Here are two mysteries from deep inside the federal government for you to consider, one wrapped inside the other. The House Energy Committee unanimously approved a new bill this week which is designed to promote the rapid deployment of self-driving vehicles. If passed, it would not only loosen regulations on getting such autonomous machines out on the roads more quickly, but would block states from passing individual laws banning them. Whether or not this is a good idea or if the technology is ready for prime time is a debate (and mystery) we can save for another day. What’s really interesting here is the second part of the announcement. These new rules would only apply to vehicles weighing less than 10,000 pounds. In other words, they would cover cars, pick-ups and SUVs, but not commercial tractor trailers.
Does that sound rather odd to you? Or perhaps even backwards? It doesn’t if you happen to be in the leadership of the labor unions who got the exception put in so that their truck drivers wouldn’t lose their jobs to automation. (Reuters)
The Teamsters union on Friday praised House lawmakers for keeping self-driving commercial trucks out of a proposed bill aimed at speeding deployment of the advanced technology for cars.
The U.S. House Energy and Committee on Thursday unanimously approved a bill that would hasten the use of self-driving cars without human controls and bar states from blocking autonomous vehicles. The measure only applies to vehicles under 10,000 pounds and not large commercial trucks.
The 1.4-million-member union, hoping to protect the jobs of truck drivers, has been lobbying at the federal and state levels to slow legislation to make it easier for companies to roll out self-driving trucks.
Having the teamsters dictating policy to Congress is about as much of a dog-bites-man tale as you’re likely to run across. Given how much money they donate to candidates from both parties that’s no surprise at all. But in this instance they’ve really pulled off an amazing feat. You see, plenty of questions remain about self-driving vehicles, but some of the trickiest ones have to do with ethics. And in that area, big rig trucks should be one of the least controversial classes of vehicles to consider when it comes to driverless functionality. Allow me to explain:

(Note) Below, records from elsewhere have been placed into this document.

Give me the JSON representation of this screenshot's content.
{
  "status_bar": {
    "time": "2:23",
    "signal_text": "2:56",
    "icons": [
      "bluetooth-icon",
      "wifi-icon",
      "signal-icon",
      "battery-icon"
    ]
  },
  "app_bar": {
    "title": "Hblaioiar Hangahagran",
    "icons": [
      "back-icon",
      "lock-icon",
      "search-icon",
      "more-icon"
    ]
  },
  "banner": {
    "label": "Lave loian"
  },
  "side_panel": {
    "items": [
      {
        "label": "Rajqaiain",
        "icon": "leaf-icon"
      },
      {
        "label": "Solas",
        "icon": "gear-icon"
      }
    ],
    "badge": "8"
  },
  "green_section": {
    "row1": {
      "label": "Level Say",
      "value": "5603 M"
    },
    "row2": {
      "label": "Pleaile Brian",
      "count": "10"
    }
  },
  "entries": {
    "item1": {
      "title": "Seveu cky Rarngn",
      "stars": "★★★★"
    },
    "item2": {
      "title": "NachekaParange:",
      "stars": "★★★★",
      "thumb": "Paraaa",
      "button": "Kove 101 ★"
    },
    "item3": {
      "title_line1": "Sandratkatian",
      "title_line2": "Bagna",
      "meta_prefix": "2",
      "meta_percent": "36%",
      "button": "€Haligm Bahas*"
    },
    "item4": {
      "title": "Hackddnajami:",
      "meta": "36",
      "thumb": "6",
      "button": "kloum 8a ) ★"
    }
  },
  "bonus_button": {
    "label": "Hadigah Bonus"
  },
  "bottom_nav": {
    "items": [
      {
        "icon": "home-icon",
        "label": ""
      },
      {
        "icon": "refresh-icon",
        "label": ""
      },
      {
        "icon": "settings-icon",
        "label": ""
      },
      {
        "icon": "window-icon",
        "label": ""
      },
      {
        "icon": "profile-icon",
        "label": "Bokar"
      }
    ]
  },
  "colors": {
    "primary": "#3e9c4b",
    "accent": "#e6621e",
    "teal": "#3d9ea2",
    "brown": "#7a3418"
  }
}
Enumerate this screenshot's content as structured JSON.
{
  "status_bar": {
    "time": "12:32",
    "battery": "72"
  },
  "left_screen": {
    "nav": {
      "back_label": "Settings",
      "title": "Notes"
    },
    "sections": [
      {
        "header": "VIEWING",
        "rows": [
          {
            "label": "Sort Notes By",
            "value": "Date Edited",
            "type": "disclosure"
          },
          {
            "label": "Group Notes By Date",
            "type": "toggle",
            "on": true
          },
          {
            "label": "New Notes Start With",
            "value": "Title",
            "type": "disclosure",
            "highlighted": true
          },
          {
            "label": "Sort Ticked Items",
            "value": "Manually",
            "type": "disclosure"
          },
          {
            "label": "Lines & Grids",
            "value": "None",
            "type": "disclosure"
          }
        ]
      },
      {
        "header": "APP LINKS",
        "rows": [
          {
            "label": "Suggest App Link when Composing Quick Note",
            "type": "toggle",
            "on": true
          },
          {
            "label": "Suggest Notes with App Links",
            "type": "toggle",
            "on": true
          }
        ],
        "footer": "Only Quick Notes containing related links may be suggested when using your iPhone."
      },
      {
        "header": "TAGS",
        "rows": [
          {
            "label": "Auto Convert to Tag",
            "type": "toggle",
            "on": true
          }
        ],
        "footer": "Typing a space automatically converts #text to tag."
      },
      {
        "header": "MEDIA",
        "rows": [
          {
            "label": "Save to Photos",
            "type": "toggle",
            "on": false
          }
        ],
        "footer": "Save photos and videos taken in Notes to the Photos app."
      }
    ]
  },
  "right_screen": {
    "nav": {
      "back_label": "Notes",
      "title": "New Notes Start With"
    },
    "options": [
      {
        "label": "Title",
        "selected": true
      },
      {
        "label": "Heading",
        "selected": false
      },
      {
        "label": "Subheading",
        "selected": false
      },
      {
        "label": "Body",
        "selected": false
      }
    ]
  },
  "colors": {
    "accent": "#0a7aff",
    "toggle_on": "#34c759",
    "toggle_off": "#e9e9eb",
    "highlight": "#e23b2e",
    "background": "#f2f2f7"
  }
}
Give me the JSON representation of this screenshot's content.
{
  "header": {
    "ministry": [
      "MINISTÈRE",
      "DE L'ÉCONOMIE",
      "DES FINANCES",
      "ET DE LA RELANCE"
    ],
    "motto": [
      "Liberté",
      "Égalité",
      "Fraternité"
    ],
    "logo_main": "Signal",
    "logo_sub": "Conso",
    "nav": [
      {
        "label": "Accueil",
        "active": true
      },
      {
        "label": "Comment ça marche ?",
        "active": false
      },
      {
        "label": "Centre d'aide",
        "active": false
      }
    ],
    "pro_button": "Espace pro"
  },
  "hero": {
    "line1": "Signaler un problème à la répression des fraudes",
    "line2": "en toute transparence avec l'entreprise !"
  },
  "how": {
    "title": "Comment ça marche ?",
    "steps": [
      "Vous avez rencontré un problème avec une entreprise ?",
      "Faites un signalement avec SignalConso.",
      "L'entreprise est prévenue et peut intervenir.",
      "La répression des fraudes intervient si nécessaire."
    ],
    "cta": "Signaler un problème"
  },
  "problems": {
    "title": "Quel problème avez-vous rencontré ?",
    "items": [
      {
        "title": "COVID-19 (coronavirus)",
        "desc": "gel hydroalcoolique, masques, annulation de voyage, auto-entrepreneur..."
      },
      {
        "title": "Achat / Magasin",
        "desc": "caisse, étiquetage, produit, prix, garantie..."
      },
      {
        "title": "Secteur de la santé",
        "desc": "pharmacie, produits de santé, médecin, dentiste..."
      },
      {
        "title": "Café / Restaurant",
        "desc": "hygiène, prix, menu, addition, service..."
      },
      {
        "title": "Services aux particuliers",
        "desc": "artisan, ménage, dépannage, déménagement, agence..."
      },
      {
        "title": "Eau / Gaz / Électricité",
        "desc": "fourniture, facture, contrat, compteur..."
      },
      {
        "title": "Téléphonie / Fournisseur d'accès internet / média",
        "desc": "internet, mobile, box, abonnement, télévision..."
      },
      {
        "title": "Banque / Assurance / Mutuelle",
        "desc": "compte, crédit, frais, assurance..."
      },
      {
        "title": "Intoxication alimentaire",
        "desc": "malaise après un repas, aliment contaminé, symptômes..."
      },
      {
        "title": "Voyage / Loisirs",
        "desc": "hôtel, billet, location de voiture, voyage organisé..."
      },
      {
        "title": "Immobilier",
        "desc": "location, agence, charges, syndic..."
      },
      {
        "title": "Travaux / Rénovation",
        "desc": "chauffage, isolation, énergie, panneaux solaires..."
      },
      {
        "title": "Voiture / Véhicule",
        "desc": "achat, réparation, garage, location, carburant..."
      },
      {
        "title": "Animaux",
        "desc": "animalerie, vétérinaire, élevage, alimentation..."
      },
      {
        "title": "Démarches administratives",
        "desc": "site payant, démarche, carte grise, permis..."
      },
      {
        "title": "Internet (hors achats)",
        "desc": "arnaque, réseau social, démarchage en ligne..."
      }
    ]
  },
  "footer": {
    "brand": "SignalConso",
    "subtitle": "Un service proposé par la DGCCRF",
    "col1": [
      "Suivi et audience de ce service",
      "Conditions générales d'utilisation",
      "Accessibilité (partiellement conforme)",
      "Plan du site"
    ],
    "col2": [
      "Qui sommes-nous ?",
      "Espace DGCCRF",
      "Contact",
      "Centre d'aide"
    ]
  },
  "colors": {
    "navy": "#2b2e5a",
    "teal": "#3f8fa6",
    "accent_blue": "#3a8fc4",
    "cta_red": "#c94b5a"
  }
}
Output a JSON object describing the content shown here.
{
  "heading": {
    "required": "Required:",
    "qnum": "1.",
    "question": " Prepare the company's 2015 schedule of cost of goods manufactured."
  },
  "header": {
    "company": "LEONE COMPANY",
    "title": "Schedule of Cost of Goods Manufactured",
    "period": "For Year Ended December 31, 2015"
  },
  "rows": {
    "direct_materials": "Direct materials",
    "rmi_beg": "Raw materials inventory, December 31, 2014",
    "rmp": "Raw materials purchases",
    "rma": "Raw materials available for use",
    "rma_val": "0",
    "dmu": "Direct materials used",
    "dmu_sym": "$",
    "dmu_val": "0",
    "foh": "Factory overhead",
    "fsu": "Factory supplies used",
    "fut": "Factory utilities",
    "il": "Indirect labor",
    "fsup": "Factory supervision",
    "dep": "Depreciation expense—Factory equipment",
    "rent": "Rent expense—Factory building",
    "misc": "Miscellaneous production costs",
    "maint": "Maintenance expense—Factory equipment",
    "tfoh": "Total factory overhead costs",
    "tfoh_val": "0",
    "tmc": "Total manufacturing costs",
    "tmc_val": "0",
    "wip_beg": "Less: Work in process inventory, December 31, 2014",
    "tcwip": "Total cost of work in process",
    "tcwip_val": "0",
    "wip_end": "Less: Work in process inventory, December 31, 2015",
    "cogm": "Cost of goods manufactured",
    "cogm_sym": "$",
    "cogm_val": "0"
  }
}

The question of ethics when it comes to self-driving vehicle technology has been hotly debated since before the first prototype took to the test track. From university think tanks to the pages of technology publications, experts have been arguing over the utter lack of “humanity” (for lack of a better word) in the programing and decision making processes in such vehicles and it’s a seriously complicated and very real issue.
With a human being at the wheel, drivers risk facing any number of ethical dilemmas while out for a cruise but we expect them to handle them as best they can and bear responsibility later. How far would you go to avoid hitting a pedestrian if simply swerving and/or hitting the brakes wouldn’t do it? Would you wreck your own vehicle and risk your life to save someone else? The computer has to face all of these potential trials and more, all while doing so without the benefit of a conscience or sense of self.
If a self-driving vehicle is tooling down the road and there’ suddenly a person standing in their lane too close to stop the car and the next lane is blocked by traffic, what will the car do? Swerve off the cliff to save the pedestrian? What about the passenger in the car? If there are two pedestrians in the lane and only one in the vehicle, will the car “decide” to sacrifice its passenger in the interest of saving a greater number of lives? It’s in questions such as those where self-driving trucks should not only be included in the mix, but have an easier time on the ethics front. If the truck has only cargo onboard and no human passengers, you program it to sacrifice the cargo and save the human. And unlike a human truck driver who fears for his own mortal soul, the truck should make the sacrifice every time.
Certainly gives you plenty to consider before you get into your first Uber with no human driver pretty soon, huh?